why is financial literacy important ?
Financial literacy contributes to empower and educate the investors and as a result of that they become more knowledgeable and can evaluate the products and services and make good decisions and it believed that financial literacy would help to overcome the various problems faced by the borrowers in the credit markets (Mutegi, Njeru, & Ongesa, 2015) With the growing complexity of the financial markets, financial competence has become more important as, at present, the responsibility for a good investment and saving decisions for the future has shifted from the government and employers on to the hands of the individual clients (Lusardi & Tufano, 2009). Lack of debt-specific financial literacy is positively associated with over-indebtedness and general financial literacy does not have consistent considerable effects (Schicks, 2014). Gathergood (2011) proved the positive relationship between financial literacy and over-indebtedness. Liv (2013) also mentioned that financial literacy is very important as borrowers with high financial literacy are less likely to be struggling in the loan repayments other than the clients who have less financial literacy. Haas (2006) mentioned that the exposure of the households can be reduced by increasing the financial education among them.
The majority of microfinance borrowers are facing many difficulties and they are struggling to meet the repayment obligations and finally, they repay the loans by rolling of debts, and as a result, they end up with a debt trap with overlapping memberships. Khandker et al.(2013) defined multiple borrowing or overlapping membership as “ borrowing from more than one microfinance institution (MFI) source for the same or similar purpose, and the terms apply to both individuals and households” (p.4). Borrowers who have multiple loan borrowings are more likely to become over-indebted (Liv, 2013). In Bolivia over-indebtedness is not connected with multiple borrowing and over-indebtedness can even be occurred with one loan also (Gonzalez, 2008).
Sometimes there are no signals of over-indebtedness itself when the households net worth grows along with its loan portfolio and even with the multiple memberships and also some consumers who have borrowed either from one or multiple sourced are not over-indebted due to the reason of their net worth kept pace with or exceed their debt and however, this is not the most common for all the borrowers (Khandker, Faruqee, & Samad, 2013).

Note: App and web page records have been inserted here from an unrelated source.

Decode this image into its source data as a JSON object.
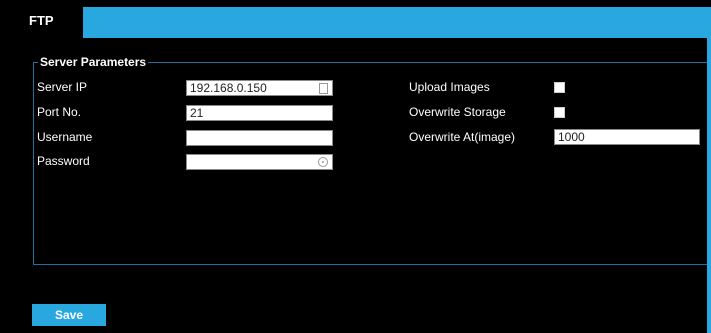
{
  "tabs": [
    {
      "label": "FTP"
    }
  ],
  "section": {
    "title": "Server Parameters"
  },
  "left_fields": {
    "server_ip": {
      "label": "Server IP",
      "value": "192.168.0.150"
    },
    "port": {
      "label": "Port No.",
      "value": "21"
    },
    "username": {
      "label": "Username",
      "value": ""
    },
    "password": {
      "label": "Password",
      "value": ""
    }
  },
  "right_fields": {
    "upload_images": {
      "label": "Upload Images",
      "checked": false
    },
    "overwrite_storage": {
      "label": "Overwrite Storage",
      "checked": false
    },
    "overwrite_at": {
      "label": "Overwrite At(image)",
      "value": "1000"
    }
  },
  "actions": {
    "save_label": "Save"
  },
  "colors": {
    "accent": "#29a8e0",
    "background": "#000000",
    "border": "#1f6fa0"
  }
}
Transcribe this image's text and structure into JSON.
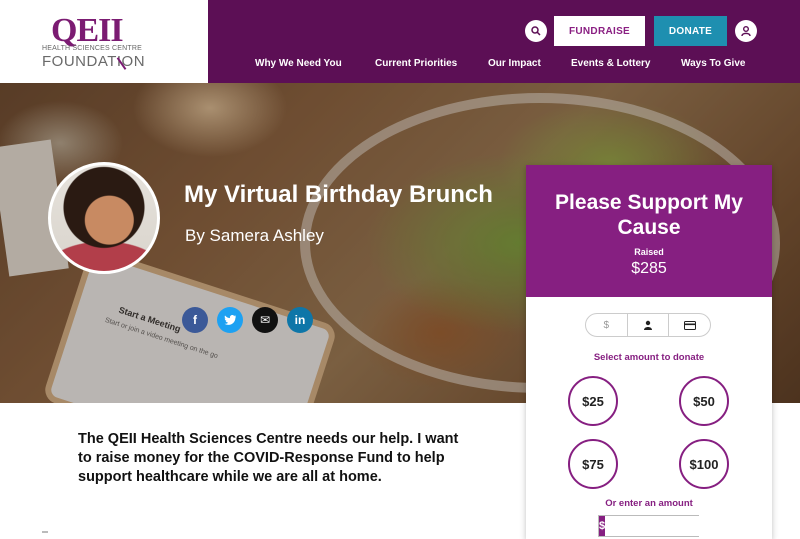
{
  "header": {
    "logo": {
      "main": "QEII",
      "line1": "HEALTH SCIENCES CENTRE",
      "line2": "FOUNDATION"
    },
    "fundraise_label": "FUNDRAISE",
    "donate_label": "DONATE",
    "search_icon": "search-icon",
    "user_icon": "user-icon",
    "nav": [
      "Why We Need You",
      "Current Priorities",
      "Our Impact",
      "Events & Lottery",
      "Ways To Give"
    ],
    "colors": {
      "bar": "#5c0f55",
      "donate": "#1e8fb0"
    }
  },
  "hero": {
    "title": "My Virtual Birthday Brunch",
    "author": "By Samera Ashley",
    "phone_title": "Start a Meeting",
    "phone_sub": "Start or join a video meeting on the go",
    "share": [
      {
        "icon": "facebook-icon",
        "glyph": "f"
      },
      {
        "icon": "twitter-icon",
        "glyph": "t"
      },
      {
        "icon": "email-icon",
        "glyph": "✉"
      },
      {
        "icon": "linkedin-icon",
        "glyph": "in"
      }
    ]
  },
  "story": "The QEII Health Sciences Centre needs our help. I want to raise money for the COVID-Response Fund to help support healthcare while we are all at home.",
  "panel": {
    "title": "Please Support My Cause",
    "raised_label": "Raised",
    "raised_amount": "$285",
    "steps": [
      {
        "icon": "dollar-icon",
        "glyph": "$"
      },
      {
        "icon": "person-icon",
        "glyph": "👤"
      },
      {
        "icon": "credit-card-icon",
        "glyph": "▭"
      }
    ],
    "select_label": "Select amount to donate",
    "amounts": [
      "$25",
      "$50",
      "$75",
      "$100"
    ],
    "enter_label": "Or enter an amount",
    "amount_prefix": "$",
    "amount_value": "",
    "color": "#861f81"
  }
}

Hermes and Lensik (2007) stated that microfinance programs mainly use two lending methodologies, group lending, and individual lending to offer credit facilities for poor people. The original model that was initiated by Grameen Bank was the offer loans through the joint-liability groups without collateral and however, nowadays microfinance institutions have launched individual liability credit programs instead of only using the collateral and the guarantees by the others (Augsburg, Haas, Harmgart, & Meghir, 2012) As per the Attanasio et al.(2015), under the joint liability lending methodology, small groups of borrowers are responsible for the repayment obligation of each other members of the group, and when at least one member does not pay the loan, all of the remaining members are also treated as default because co-borrowers are treated as guarantors and further showed that joint liability lending methodology has the disadvantages such as frequent and time-consuming repayment meetings, social pressure which hurts the borrowers, and, due to those problems microfinance institutions have started to move to the individual lending methodology.
As all the group members are jointly liable, non-repayment by one group member will provide barriers for all group members to access the loans in the future from the microfinance program and therefore group lending provides some incentives for the individual group members to monitor the loan repayments of the other members as if one member fails to meet the repayment obligations on time, and defaults occur, all members have to suffer. Moreover, group members normally live closer to each other, they know each other and have good social tiers and therefore they can easily monitor and screen the activities of each group member and as a result of that repayment rates of loans is expected to be high. However, Sharma and Zeller (1997, as cited in Hermes and Lensik, 2007) conducted a study in Bangladesh among the members of the group lending programs and showed that repayment problems are high among the microfinance groups where there are relatives in the same group. Further, they stated that when the group members have less access to credit sources and no alternative credit sources, they tend to monitor and screen the activities of the group members and thus, repayment performances are high and also showed that microfinance groups which have formed after a better screening process also have fewer repayment problems. However, Study carried out by Ahlin and Townsend (2007) among the Thai borrowing groups showed that repayment is negatively associated with both joint liability rate, cooperation, and social ties while the strength of local sanctions and correlated returns are positively associated with repayment.
Research conducted by Attanasio et al. (2015) concluded that, among households that offered loans under joint-liability, there was an increase in the likelihood of owning an enterprise of almost 10 percentage points more than the control village and also a positive effect on the food and total consumption and simultaneously individual-liability micro-credit programs did not have a considerable impact on poverty reduction. However, Liv (2013) showed that there is no relationship between over-indebtedness and the lending methodology.